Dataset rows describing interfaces

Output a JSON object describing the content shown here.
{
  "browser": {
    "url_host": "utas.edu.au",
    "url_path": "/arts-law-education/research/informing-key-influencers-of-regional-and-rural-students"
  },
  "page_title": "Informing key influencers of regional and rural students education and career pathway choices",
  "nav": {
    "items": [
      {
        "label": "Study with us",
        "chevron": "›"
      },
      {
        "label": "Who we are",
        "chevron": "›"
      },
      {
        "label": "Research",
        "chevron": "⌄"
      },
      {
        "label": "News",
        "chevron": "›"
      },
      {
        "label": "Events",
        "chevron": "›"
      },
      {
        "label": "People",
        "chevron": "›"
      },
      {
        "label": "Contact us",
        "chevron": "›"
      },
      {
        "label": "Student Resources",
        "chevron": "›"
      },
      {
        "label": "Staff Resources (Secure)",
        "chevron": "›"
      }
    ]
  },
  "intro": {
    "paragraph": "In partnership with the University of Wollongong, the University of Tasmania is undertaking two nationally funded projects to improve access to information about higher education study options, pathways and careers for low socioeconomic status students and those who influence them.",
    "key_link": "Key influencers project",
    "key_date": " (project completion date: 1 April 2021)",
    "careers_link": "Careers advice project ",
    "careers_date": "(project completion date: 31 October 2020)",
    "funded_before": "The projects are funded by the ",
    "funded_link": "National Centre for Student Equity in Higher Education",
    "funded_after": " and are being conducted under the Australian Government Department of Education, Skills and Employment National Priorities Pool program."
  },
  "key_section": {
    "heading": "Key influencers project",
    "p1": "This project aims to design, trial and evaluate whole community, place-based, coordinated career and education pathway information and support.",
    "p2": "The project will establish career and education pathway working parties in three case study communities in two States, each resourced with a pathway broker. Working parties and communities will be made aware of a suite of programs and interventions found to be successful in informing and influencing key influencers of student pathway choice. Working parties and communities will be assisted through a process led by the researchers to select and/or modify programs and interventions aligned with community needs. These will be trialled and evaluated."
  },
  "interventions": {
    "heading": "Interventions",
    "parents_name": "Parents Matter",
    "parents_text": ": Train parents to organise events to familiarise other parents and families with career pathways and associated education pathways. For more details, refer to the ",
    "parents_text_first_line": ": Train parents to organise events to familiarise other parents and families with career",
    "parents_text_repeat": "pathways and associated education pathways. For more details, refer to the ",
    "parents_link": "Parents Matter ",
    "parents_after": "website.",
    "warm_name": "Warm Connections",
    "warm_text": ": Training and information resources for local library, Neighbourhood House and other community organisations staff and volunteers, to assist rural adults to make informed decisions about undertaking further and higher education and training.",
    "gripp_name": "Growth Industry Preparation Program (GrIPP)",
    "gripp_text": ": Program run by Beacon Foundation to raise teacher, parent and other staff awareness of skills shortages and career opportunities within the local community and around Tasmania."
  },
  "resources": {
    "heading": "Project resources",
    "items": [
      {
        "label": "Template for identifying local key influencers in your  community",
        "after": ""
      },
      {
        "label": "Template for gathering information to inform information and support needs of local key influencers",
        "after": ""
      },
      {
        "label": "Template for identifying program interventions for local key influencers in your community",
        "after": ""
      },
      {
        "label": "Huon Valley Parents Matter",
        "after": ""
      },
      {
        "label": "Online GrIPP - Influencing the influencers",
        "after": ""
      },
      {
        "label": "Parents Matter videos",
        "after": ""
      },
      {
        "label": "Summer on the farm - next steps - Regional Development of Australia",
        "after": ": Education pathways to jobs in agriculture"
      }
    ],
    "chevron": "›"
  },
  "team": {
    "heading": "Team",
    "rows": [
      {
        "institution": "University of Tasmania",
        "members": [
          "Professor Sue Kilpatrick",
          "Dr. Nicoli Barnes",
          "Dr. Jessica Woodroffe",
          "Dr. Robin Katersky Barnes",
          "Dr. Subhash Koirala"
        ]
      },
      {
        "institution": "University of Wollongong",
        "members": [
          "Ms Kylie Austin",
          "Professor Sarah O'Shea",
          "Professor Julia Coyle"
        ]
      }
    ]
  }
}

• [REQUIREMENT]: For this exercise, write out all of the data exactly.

• [OUTPUT FOR THIS EXERCISE]:
Output a JSON object describing the content shown here.
{
  "browser": {
    "url_host": "utas.edu.au",
    "url_path": "/arts-law-education/research/informing-key-influencers-of-regional-and-rural-students"
  },
  "page_title": "Informing key influencers of regional and rural students education and career pathway choices",
  "nav": {
    "items": [
      {
        "label": "Study with us",
        "chevron": "›"
      },
      {
        "label": "Who we are",
        "chevron": "›"
      },
      {
        "label": "Research",
        "chevron": "⌄"
      },
      {
        "label": "News",
        "chevron": "›"
      },
      {
        "label": "Events",
        "chevron": "›"
      },
      {
        "label": "People",
        "chevron": "›"
      },
      {
        "label": "Contact us",
        "chevron": "›"
      },
      {
        "label": "Student Resources",
        "chevron": "›"
      },
      {
        "label": "Staff Resources (Secure)",
        "chevron": "›"
      }
    ]
  },
  "intro": {
    "paragraph": "In partnership with the University of Wollongong, the University of Tasmania is undertaking two nationally funded projects to improve access to information about higher education study options, pathways and careers for low socioeconomic status students and those who influence them.",
    "key_link": "Key influencers project",
    "key_date": " (project completion date: 1 April 2021)",
    "careers_link": "Careers advice project ",
    "careers_date": "(project completion date: 31 October 2020)",
    "funded_before": "The projects are funded by the ",
    "funded_link": "National Centre for Student Equity in Higher Education",
    "funded_after": " and are being conducted under the Australian Government Department of Education, Skills and Employment National Priorities Pool program."
  },
  "key_section": {
    "heading": "Key influencers project",
    "p1": "This project aims to design, trial and evaluate whole community, place-based, coordinated career and education pathway information and support.",
    "p2": "The project will establish career and education pathway working parties in three case study communities in two States, each resourced with a pathway broker. Working parties and communities will be made aware of a suite of programs and interventions found to be successful in informing and influencing key influencers of student pathway choice. Working parties and communities will be assisted through a process led by the researchers to select and/or modify programs and interventions aligned with community needs. These will be trialled and evaluated."
  },
  "interventions": {
    "heading": "Interventions",
    "parents_name": "Parents Matter",
    "parents_text": ": Train parents to organise events to familiarise other parents and families with career pathways and associated education pathways. For more details, refer to the ",
    "parents_text_first_line": ": Train parents to organise events to familiarise other parents and families with career",
    "parents_text_repeat": "pathways and associated education pathways. For more details, refer to the ",
    "parents_link": "Parents Matter ",
    "parents_after": "website.",
    "warm_name": "Warm Connections",
    "warm_text": ": Training and information resources for local library, Neighbourhood House and other community organisations staff and volunteers, to assist rural adults to make informed decisions about undertaking further and higher education and training.",
    "gripp_name": "Growth Industry Preparation Program (GrIPP)",
    "gripp_text": ": Program run by Beacon Foundation to raise teacher, parent and other staff awareness of skills shortages and career opportunities within the local community and around Tasmania."
  },
  "resources": {
    "heading": "Project resources",
    "items": [
      {
        "label": "Template for identifying local key influencers in your  community",
        "after": ""
      },
      {
        "label": "Template for gathering information to inform information and support needs of local key influencers",
        "after": ""
      },
      {
        "label": "Template for identifying program interventions for local key influencers in your community",
        "after": ""
      },
      {
        "label": "Huon Valley Parents Matter",
        "after": ""
      },
      {
        "label": "Online GrIPP - Influencing the influencers",
        "after": ""
      },
      {
        "label": "Parents Matter videos",
        "after": ""
      },
      {
        "label": "Summer on the farm - next steps - Regional Development of Australia",
        "after": ": Education pathways to jobs in agriculture"
      }
    ],
    "chevron": "›"
  },
  "team": {
    "heading": "Team",
    "rows": [
      {
        "institution": "University of Tasmania",
        "members": [
          "Professor Sue Kilpatrick",
          "Dr. Nicoli Barnes",
          "Dr. Jessica Woodroffe",
          "Dr. Robin Katersky Barnes",
          "Dr. Subhash Koirala"
        ]
      },
      {
        "institution": "University of Wollongong",
        "members": [
          "Ms Kylie Austin",
          "Professor Sarah O'Shea",
          "Professor Julia Coyle"
        ]
      }
    ]
  }
}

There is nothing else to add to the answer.